Under some conditions, the direct viewing color change method may not be considered adequate, either because the wavelength shift is too small or the inspector is not able to distinguish any differences in color. Thus, in another embodiment of the invention, FIG. 3, two index or scribe lines 13 are drawn in the hologram recording media 1 through the area 7 under the moisture resistant material and the area 9 of the hologram having the differently recorded wavelength, as well as in the adjacent areas of the hologram. As shown in FIG. 4, where like reference numbers indicate identical components to those shown in FIG. 1, a diffraction grating 15 is disposed on the surface of the hologram covering 5 over the region of the two areas 7 and 9, and a small, short focal length lens 17 (such as molded cylindrical lens) is placed on top of the diffraction grating 15. FIGS. 5 and 6 illustrate what the inspector will see without and with a moisture-induced wavelength shift, respectively.

In FIG. 5, block A 19 represents the bulk of the hologram 1; block B 21 represents the area protected by the moisture resistant material 7; block C 23 represents the area 9 having an intentionally shifted wavelength from the remainder of the hologram during construction, and block D 25 is also representative of the bulk of the hologram. Although the two scribe lines 13 are physically straight and unbroken, they appear to have discontinuities in the intentionally shifted area 9 (block 23) due to a diffractive bending at different wavelengths. The relationship between the scribe lines in blocks A, C and D does not change. However, the relationship between the lines in block B and the lines in the other blocks A, C and D will become offset as blocks A, C and D are affected by moisture, as seen in FIG. 6. It is also possible to determine the quantative amount of wavelength shift by comparing the offset to a known offset between blocks C and D, which may be for example 2 nm.

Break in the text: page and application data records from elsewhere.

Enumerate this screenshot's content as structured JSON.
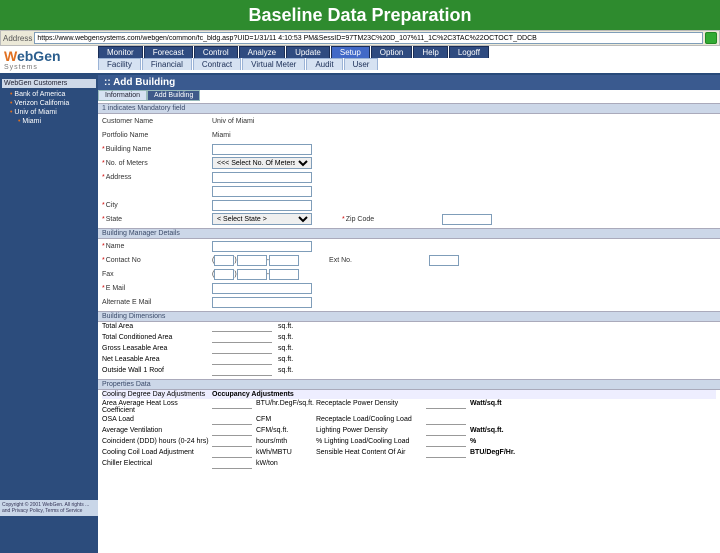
{
  "title": "Baseline Data Preparation",
  "addr": {
    "label": "Address",
    "value": "https://www.webgensystems.com/webgen/common/fc_bldg.asp?UID=1/31/11 4:10:53 PM&SessID=97TM23C%20D_107%11_1C%2C3TAC%22OCTOCT_DDCB"
  },
  "logo": {
    "brand": "WebGen",
    "brand_accent": "W",
    "sub": "Systems"
  },
  "nav1": [
    "Monitor",
    "Forecast",
    "Control",
    "Analyze",
    "Update",
    "Setup",
    "Option",
    "Help",
    "Logoff"
  ],
  "nav1_selected": 5,
  "nav2": [
    "Facility",
    "Financial",
    "Contract",
    "Virtual Meter",
    "Audit",
    "User"
  ],
  "sidebar": {
    "header": "WebGen Customers",
    "items": [
      "Bank of America",
      "Verizon California",
      "Univ of Miami"
    ],
    "sub": "Miami"
  },
  "breadcrumb": ":: Add Building",
  "subtabs": [
    "Information",
    "Add Building"
  ],
  "subtab_selected": 1,
  "sections": {
    "mandatory": "1 indicates Mandatory field",
    "bmgr": "Building Manager Details",
    "bdim": "Building Dimensions",
    "prop": "Properties Data"
  },
  "fields": {
    "customer": {
      "label": "Customer Name",
      "value": "Univ of Miami"
    },
    "portfolio": {
      "label": "Portfolio Name",
      "value": "Miami"
    },
    "building": {
      "label": "Building Name"
    },
    "meters": {
      "label": "No. of Meters",
      "placeholder": "<<< Select No. Of Meters>>>"
    },
    "address": {
      "label": "Address"
    },
    "city": {
      "label": "City"
    },
    "state": {
      "label": "State",
      "placeholder": "< Select State >"
    },
    "zip": {
      "label": "Zip Code"
    },
    "name": {
      "label": "Name"
    },
    "contact": {
      "label": "Contact No",
      "ext": "Ext No."
    },
    "fax": {
      "label": "Fax"
    },
    "email": {
      "label": "E Mail"
    },
    "altemail": {
      "label": "Alternate E Mail"
    }
  },
  "dims": [
    {
      "label": "Total Area",
      "unit": "sq.ft."
    },
    {
      "label": "Total Conditioned Area",
      "unit": "sq.ft."
    },
    {
      "label": "Gross Leasable Area",
      "unit": "sq.ft."
    },
    {
      "label": "Net Leasable Area",
      "unit": "sq.ft."
    },
    {
      "label": "Outside Wall 1 Roof",
      "unit": "sq.ft."
    }
  ],
  "prop_headers": {
    "left": "Cooling Degree Day Adjustments",
    "right": "Occupancy Adjustments"
  },
  "props": [
    {
      "l": "Area Average Heat Loss Coefficient",
      "lu": "BTU/hr.DegF/sq.ft.",
      "r": "Receptacle Power Density",
      "ru": "Watt/sq.ft"
    },
    {
      "l": "OSA Load",
      "lu": "CFM",
      "r": "Receptacle Load/Cooling Load",
      "ru": ""
    },
    {
      "l": "Average Ventilation",
      "lu": "CFM/sq.ft.",
      "r": "Lighting Power Density",
      "ru": "Watt/sq.ft."
    },
    {
      "l": "Coincident (DDD) hours (0-24 hrs)",
      "lu": "hours/mth",
      "r": "% Lighting Load/Cooling Load",
      "ru": "%"
    },
    {
      "l": "Cooling Coil Load Adjustment",
      "lu": "kWh/MBTU",
      "r": "Sensible Heat Content Of Air",
      "ru": "BTU/DegF/Hr."
    },
    {
      "l": "Chiller Electrical",
      "lu": "kW/ton",
      "r": "",
      "ru": ""
    }
  ],
  "copyright": "Copyright © 2001 WebGen. All rights ... and Privacy Policy, Terms of Service"
}
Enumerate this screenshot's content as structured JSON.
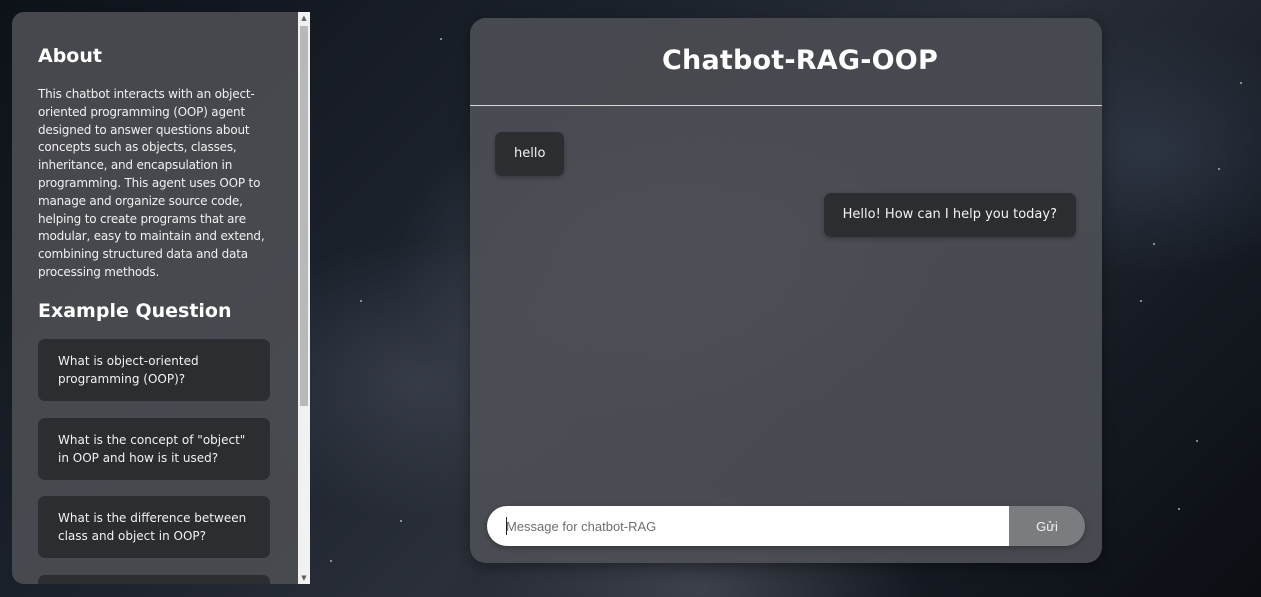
{
  "sidebar": {
    "about_title": "About",
    "about_text": "This chatbot interacts with an object-oriented programming (OOP) agent designed to answer questions about concepts such as objects, classes, inheritance, and encapsulation in programming. This agent uses OOP to manage and organize source code, helping to create programs that are modular, easy to maintain and extend, combining structured data and data processing methods.",
    "example_title": "Example Question",
    "questions": [
      "What is object-oriented programming (OOP)?",
      "What is the concept of \"object\" in OOP and how is it used?",
      "What is the difference between class and object in OOP?",
      ""
    ],
    "scroll_up_icon": "triangle-up",
    "scroll_down_icon": "triangle-down"
  },
  "chat": {
    "title": "Chatbot-RAG-OOP",
    "messages": [
      {
        "role": "user",
        "text": "hello"
      },
      {
        "role": "bot",
        "text": "Hello! How can I help you today?"
      }
    ],
    "input_placeholder": "Message for chatbot-RAG",
    "input_value": "",
    "send_label": "Gửi"
  },
  "colors": {
    "panel": "#4e5056",
    "bubble": "#2c2d31",
    "send_button": "#7b7c80"
  }
}
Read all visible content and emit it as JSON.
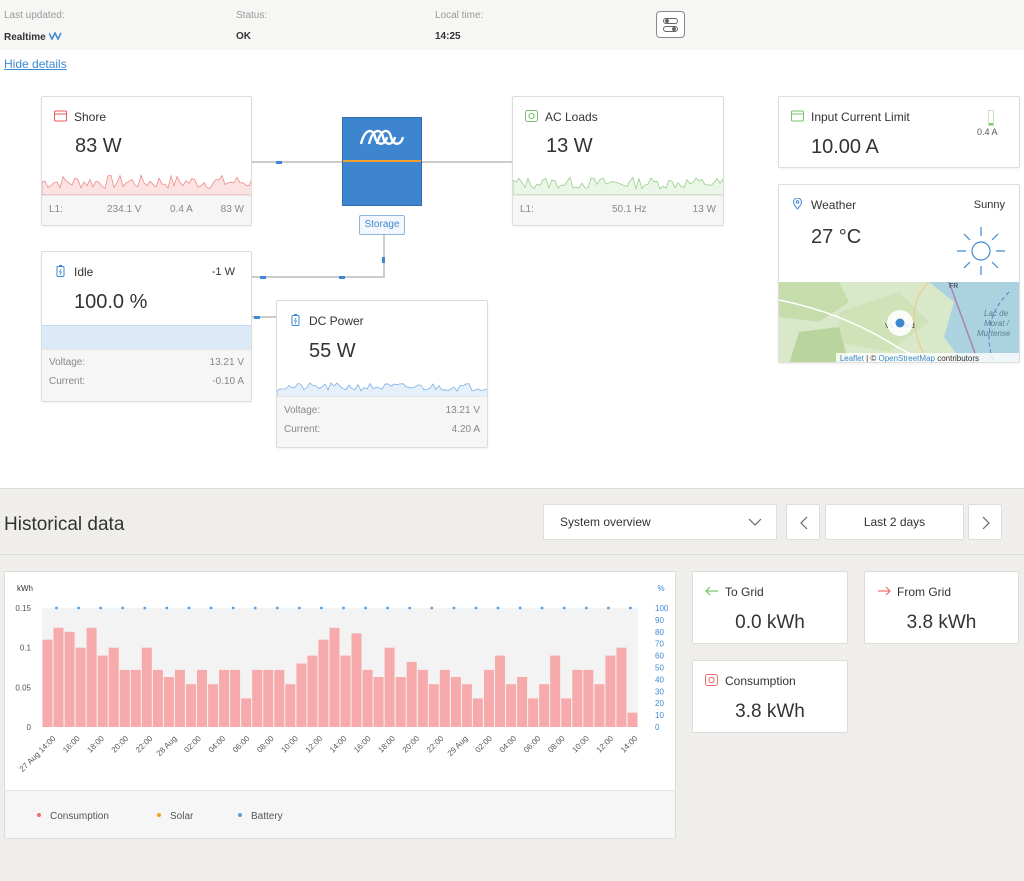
{
  "status_bar": {
    "last_updated_label": "Last updated:",
    "last_updated_value": "Realtime",
    "status_label": "Status:",
    "status_value": "OK",
    "local_time_label": "Local time:",
    "local_time_value": "14:25"
  },
  "hide_details": "Hide details",
  "shore": {
    "title": "Shore",
    "power": "83 W",
    "footer_label": "L1:",
    "voltage": "234.1 V",
    "current": "0.4 A",
    "footer_power": "83 W",
    "color": "#e8585a"
  },
  "ac_loads": {
    "title": "AC Loads",
    "power": "13 W",
    "footer_label": "L1:",
    "frequency": "50.1 Hz",
    "footer_power": "13 W",
    "color": "#79c36d"
  },
  "input_current_limit": {
    "title": "Input Current Limit",
    "value": "10.00 A",
    "indicator": "0.4 A"
  },
  "weather": {
    "title": "Weather",
    "condition": "Sunny",
    "temperature": "27 °C",
    "map_attribution_leaflet": "Leaflet",
    "map_attribution_sep": " | © ",
    "map_attribution_osm": "OpenStreetMap",
    "map_attribution_rest": " contributors",
    "map_labels": [
      "Lac de",
      "Morat /",
      "Murtense",
      "FR",
      "Va",
      "and"
    ]
  },
  "inverter": {
    "mode": "Storage",
    "color": "#3e85cf"
  },
  "battery": {
    "title": "Idle",
    "power": "-1 W",
    "soc": "100.0 %",
    "soc_fraction": 1.0,
    "voltage_label": "Voltage:",
    "voltage": "13.21 V",
    "current_label": "Current:",
    "current": "-0.10 A"
  },
  "dc_power": {
    "title": "DC Power",
    "power": "55 W",
    "voltage_label": "Voltage:",
    "voltage": "13.21 V",
    "current_label": "Current:",
    "current": "4.20 A"
  },
  "historical": {
    "title": "Historical data",
    "selected_view": "System overview",
    "range": "Last 2 days"
  },
  "stats": {
    "to_grid_label": "To Grid",
    "to_grid_value": "0.0 kWh",
    "from_grid_label": "From Grid",
    "from_grid_value": "3.8 kWh",
    "consumption_label": "Consumption",
    "consumption_value": "3.8 kWh"
  },
  "legend": [
    "Consumption",
    "Solar",
    "Battery"
  ],
  "chart_data": {
    "type": "bar",
    "ylabel": "kWh",
    "y2label": "%",
    "ylim": [
      0,
      0.15
    ],
    "y2lim": [
      0,
      100
    ],
    "yticks": [
      "0",
      "0.05",
      "0.1",
      "0.15"
    ],
    "y2ticks": [
      "0",
      "10",
      "20",
      "30",
      "40",
      "50",
      "60",
      "70",
      "80",
      "90",
      "100"
    ],
    "xticks": [
      "27 Aug 14:00",
      "16:00",
      "18:00",
      "20:00",
      "22:00",
      "28 Aug",
      "02:00",
      "04:00",
      "06:00",
      "08:00",
      "10:00",
      "12:00",
      "14:00",
      "16:00",
      "18:00",
      "20:00",
      "22:00",
      "29 Aug",
      "02:00",
      "04:00",
      "06:00",
      "08:00",
      "10:00",
      "12:00",
      "14:00"
    ],
    "series": [
      {
        "name": "Consumption",
        "color": "#f7aaab",
        "axis": "left",
        "values": [
          0.11,
          0.125,
          0.12,
          0.1,
          0.125,
          0.09,
          0.1,
          0.072,
          0.072,
          0.1,
          0.072,
          0.063,
          0.072,
          0.054,
          0.072,
          0.054,
          0.072,
          0.072,
          0.036,
          0.072,
          0.072,
          0.072,
          0.054,
          0.08,
          0.09,
          0.11,
          0.125,
          0.09,
          0.118,
          0.072,
          0.063,
          0.1,
          0.063,
          0.082,
          0.072,
          0.054,
          0.072,
          0.063,
          0.054,
          0.036,
          0.072,
          0.09,
          0.054,
          0.063,
          0.036,
          0.054,
          0.09,
          0.036,
          0.072,
          0.072,
          0.054,
          0.09,
          0.1,
          0.018
        ]
      },
      {
        "name": "Battery",
        "color": "#5aa0e0",
        "axis": "right",
        "values": [
          100,
          100,
          100,
          100,
          100,
          100,
          100,
          100,
          100,
          100,
          100,
          100,
          100,
          100,
          100,
          100,
          100,
          100,
          100,
          100,
          100,
          100,
          100,
          100,
          100,
          100,
          100,
          100,
          100,
          100,
          100,
          100,
          100,
          100,
          100,
          100,
          100,
          100,
          100,
          100,
          100,
          100,
          100,
          100,
          100,
          100,
          100,
          100,
          100,
          100,
          100,
          100,
          100,
          100
        ]
      }
    ],
    "legend": [
      "Consumption",
      "Solar",
      "Battery"
    ],
    "grid": false
  }
}
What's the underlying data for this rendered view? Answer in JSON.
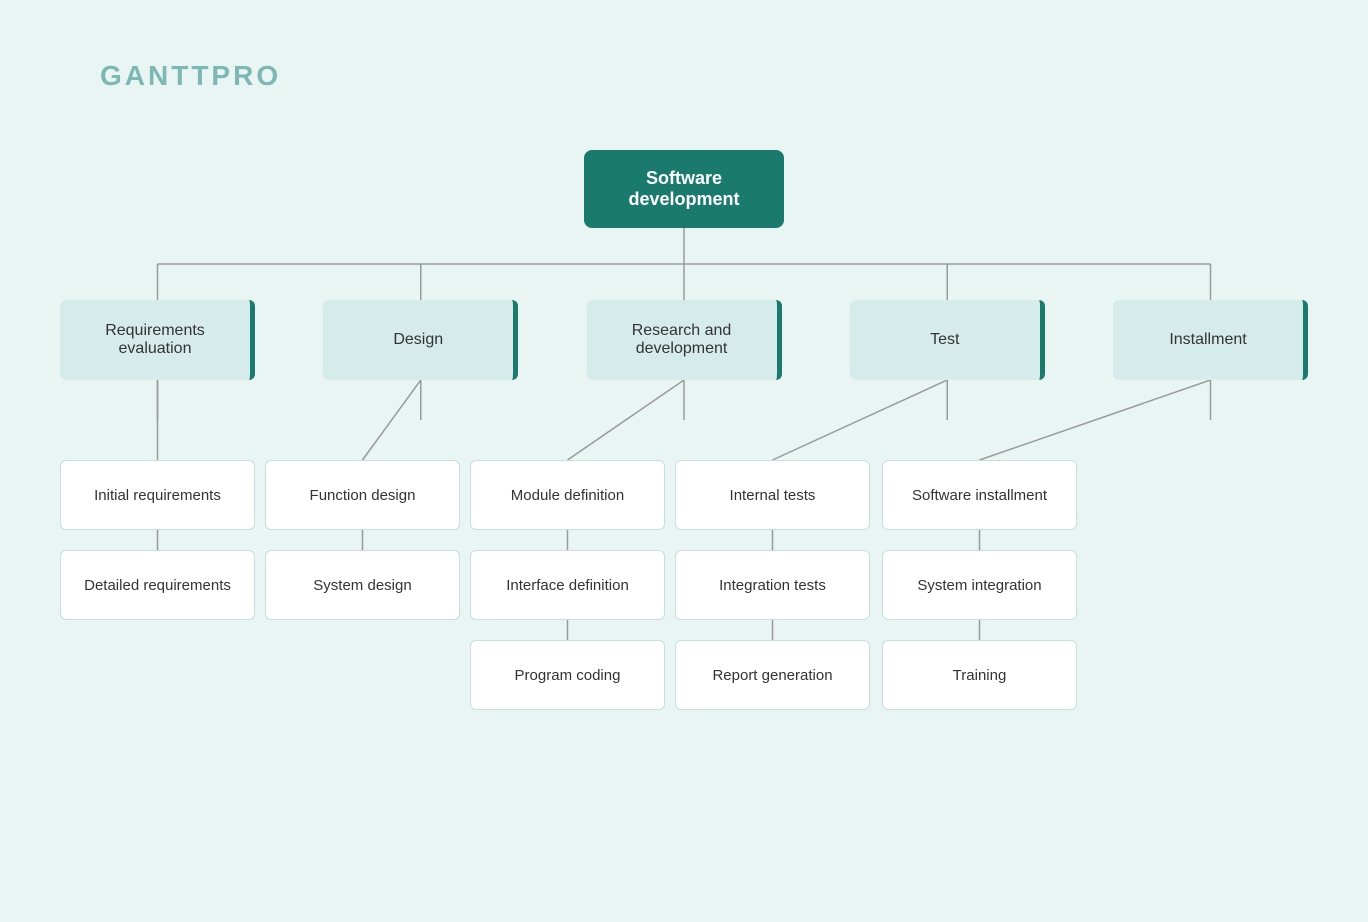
{
  "logo": {
    "text": "GANTTPRO"
  },
  "root": {
    "label": "Software development"
  },
  "level1": [
    {
      "id": "req",
      "label": "Requirements evaluation"
    },
    {
      "id": "design",
      "label": "Design"
    },
    {
      "id": "research",
      "label": "Research and development"
    },
    {
      "id": "test",
      "label": "Test"
    },
    {
      "id": "install",
      "label": "Installment"
    }
  ],
  "level2": {
    "req": [
      "Initial requirements",
      "Detailed requirements"
    ],
    "design": [
      "Function design",
      "System design"
    ],
    "research": [
      "Module definition",
      "Interface definition",
      "Program coding"
    ],
    "test": [
      "Internal tests",
      "Integration tests",
      "Report generation"
    ],
    "install": [
      "Software installment",
      "System integration",
      "Training"
    ]
  }
}
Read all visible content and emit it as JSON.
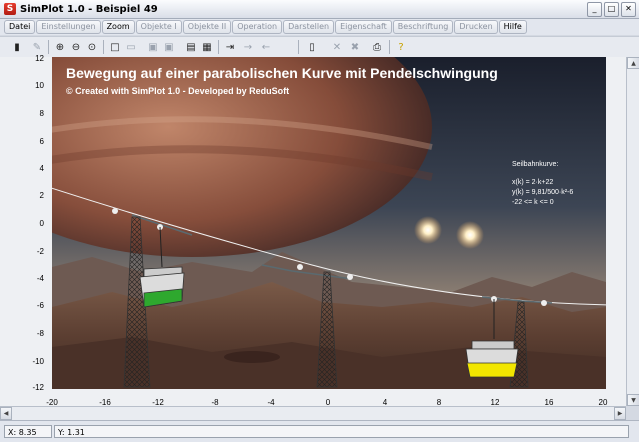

From the foregoing, it will be appreciated that the method and apparatus of the invention allows the user to monitor the effectiveness of a hologram in a holographic light protection filter, providing maximum safety to the user against damaging light rays. Further, the system is portable, easily used and inexpensive to manufacture.

While several particular embodiments of the invention have been illustrated and described, it will be apparent that various modifications can be made without departing from the spirit and scope of the invention. Finally, it is not intended that the invention be limited except as by the appended claims.